We’re rather slack on skin cancer check-ups
SOME Australians are still ignoring warnings to have their skin regularly checked by professionals, a survey has found.
The national survey of about 1500 Australians who bought sunscreen found about half – 48 per cent – had not had their skin checked by a medical practitioner in the past five years.
Generation Y were the worst offenders with 64 per cent failing to get their skin checked for abnormalities in the past five years, the survey by consumer researchers Canstar Blue found.
However, about 40 per cent had been to a doctor in the past year for a skin check-up.
Fifty-eight per cent of survey respondents performed their own skin checks once a month and baby boomers were the most vigilant, with about 66 per cent of people in this age group regularly checking their own skin.
Meanwhile, about one in five respondents ignored the slip, slop, slap message and had been sunburnt severely in the past year.

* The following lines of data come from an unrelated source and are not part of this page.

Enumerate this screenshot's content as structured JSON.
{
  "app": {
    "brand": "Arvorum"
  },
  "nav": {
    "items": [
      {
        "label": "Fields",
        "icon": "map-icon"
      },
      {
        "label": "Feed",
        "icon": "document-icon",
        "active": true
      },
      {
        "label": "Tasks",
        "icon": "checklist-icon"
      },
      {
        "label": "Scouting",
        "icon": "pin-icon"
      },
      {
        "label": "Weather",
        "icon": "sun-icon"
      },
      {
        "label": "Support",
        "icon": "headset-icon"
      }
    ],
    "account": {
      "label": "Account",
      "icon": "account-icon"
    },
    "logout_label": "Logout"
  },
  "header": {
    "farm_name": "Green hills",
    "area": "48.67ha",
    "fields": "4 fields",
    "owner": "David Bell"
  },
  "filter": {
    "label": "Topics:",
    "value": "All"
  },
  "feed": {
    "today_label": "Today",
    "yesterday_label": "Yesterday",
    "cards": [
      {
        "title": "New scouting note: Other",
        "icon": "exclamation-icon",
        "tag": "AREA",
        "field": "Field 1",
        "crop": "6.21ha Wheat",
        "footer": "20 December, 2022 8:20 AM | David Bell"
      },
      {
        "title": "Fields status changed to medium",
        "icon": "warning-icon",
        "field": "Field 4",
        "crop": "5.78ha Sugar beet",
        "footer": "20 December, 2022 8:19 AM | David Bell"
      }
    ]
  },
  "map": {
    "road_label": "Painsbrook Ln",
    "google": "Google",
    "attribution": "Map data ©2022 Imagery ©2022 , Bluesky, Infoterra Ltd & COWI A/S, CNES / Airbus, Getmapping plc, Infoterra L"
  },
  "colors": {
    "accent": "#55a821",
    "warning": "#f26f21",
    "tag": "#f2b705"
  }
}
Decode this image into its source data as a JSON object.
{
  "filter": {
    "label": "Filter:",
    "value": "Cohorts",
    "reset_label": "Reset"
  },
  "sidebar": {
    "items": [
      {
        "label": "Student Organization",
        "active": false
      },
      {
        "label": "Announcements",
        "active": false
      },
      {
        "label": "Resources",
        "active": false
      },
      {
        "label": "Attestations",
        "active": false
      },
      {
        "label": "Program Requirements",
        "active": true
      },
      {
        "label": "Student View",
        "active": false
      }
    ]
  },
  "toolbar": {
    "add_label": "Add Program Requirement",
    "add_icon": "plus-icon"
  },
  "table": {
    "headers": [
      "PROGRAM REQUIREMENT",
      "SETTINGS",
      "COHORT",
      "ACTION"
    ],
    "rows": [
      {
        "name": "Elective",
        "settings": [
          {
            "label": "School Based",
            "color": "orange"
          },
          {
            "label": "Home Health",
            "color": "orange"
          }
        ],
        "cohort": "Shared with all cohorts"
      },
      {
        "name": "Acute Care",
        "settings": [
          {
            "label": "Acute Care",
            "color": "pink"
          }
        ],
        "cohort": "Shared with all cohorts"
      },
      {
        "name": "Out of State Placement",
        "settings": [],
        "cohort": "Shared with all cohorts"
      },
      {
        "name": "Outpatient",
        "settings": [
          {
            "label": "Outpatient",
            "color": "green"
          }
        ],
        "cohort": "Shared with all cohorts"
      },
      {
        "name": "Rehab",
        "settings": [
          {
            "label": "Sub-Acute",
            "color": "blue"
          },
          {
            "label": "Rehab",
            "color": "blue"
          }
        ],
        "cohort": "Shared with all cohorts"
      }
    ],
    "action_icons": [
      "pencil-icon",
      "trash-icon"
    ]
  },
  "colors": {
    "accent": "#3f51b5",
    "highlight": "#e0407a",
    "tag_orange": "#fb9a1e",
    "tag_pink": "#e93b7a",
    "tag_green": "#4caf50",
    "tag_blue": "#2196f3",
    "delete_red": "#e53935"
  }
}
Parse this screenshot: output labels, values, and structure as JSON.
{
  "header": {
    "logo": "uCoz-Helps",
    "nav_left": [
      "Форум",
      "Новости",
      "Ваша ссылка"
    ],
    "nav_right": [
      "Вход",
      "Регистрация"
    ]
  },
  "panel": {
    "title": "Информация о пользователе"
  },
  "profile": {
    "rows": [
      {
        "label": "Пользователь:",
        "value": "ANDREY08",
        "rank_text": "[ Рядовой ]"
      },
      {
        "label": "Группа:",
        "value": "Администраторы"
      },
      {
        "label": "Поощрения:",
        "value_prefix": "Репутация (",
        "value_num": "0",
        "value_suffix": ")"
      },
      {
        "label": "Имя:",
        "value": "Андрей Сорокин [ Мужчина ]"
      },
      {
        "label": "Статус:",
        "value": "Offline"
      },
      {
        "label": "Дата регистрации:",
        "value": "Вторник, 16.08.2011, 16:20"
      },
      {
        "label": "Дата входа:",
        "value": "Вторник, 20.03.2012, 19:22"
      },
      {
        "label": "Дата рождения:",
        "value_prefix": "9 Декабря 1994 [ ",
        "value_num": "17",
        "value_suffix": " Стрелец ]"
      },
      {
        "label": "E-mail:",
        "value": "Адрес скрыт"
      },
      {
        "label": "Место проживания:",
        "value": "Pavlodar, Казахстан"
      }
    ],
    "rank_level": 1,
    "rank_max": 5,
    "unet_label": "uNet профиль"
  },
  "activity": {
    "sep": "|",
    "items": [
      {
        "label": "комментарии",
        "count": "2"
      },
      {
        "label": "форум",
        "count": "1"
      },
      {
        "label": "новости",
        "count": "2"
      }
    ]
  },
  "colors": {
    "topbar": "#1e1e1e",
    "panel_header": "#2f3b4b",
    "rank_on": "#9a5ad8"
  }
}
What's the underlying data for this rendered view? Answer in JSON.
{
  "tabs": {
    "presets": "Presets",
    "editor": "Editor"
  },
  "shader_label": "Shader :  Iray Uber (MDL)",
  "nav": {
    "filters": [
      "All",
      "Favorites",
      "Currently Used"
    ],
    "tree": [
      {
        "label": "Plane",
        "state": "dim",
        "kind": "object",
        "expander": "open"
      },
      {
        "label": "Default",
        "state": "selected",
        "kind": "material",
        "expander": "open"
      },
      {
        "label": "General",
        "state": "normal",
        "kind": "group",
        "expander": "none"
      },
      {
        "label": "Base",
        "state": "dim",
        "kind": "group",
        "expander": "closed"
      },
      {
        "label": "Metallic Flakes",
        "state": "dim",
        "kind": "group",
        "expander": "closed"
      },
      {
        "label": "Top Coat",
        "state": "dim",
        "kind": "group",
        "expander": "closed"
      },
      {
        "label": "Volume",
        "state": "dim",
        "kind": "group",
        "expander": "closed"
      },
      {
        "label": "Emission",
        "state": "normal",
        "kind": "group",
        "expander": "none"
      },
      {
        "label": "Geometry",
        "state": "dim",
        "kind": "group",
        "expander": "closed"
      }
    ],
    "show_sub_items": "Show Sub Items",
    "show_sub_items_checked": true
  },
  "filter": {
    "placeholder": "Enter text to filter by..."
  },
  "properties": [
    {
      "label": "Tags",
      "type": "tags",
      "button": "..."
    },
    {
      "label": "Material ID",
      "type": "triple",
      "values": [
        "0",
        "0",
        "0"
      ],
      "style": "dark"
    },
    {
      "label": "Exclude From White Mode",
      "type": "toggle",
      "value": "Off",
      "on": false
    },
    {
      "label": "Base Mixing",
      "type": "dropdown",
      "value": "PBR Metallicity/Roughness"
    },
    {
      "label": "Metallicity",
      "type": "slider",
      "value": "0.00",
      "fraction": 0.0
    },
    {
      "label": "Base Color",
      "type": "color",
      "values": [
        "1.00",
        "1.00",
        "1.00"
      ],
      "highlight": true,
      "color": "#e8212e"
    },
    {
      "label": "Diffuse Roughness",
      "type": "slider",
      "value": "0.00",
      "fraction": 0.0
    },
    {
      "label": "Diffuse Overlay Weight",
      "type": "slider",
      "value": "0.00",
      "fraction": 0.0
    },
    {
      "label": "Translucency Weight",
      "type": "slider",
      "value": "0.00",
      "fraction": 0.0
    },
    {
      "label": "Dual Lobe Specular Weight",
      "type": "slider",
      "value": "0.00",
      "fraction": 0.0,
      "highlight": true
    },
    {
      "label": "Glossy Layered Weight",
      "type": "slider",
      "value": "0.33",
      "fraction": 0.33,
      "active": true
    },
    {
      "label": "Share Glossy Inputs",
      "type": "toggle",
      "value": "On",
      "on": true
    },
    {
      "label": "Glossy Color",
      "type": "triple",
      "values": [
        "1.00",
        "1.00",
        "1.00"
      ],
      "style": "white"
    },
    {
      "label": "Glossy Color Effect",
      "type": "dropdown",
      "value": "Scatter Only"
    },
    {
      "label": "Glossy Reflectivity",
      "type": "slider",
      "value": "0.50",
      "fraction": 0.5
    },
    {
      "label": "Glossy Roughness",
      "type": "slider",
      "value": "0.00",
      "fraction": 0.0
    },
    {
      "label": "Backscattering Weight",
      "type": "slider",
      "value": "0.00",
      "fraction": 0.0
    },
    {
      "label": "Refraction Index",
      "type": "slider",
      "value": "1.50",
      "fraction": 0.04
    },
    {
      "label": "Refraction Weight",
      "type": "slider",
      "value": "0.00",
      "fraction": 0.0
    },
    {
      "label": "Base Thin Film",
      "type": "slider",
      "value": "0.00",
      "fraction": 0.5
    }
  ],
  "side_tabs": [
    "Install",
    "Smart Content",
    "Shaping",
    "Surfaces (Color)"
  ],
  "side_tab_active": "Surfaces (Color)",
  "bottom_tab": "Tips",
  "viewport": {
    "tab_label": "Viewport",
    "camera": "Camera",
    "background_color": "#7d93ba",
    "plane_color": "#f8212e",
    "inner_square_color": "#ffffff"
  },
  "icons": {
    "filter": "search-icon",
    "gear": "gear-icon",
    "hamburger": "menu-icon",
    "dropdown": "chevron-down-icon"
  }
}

Cancer Council Australia’s Skin Cancer Committee chair, Terry Slevin, says that how often people should visit their doctor for skin checks depends on their skin type, skin cancer risk and history, and sun exposure in childhood.
He says some people would need to be checked more than once a year.
According to the Cancer Council, men are the least likely to be vigilant about their skin.
“All our data tells us that the main culprits who aren’t doing the right thing when it comes to early detection of skin cancer is blokes,” says Mr Slevin.
He says people should have a discussion with their GP about how regularly they should get checked.
About 1800 people die from skin cancer in Australia every year, Mr Slevin says.
The survey results were drawn from 1443 people who had bought sunscreen in the past six months, based on market research commissioned by Canstar Blue, which tracks consumer satisfaction.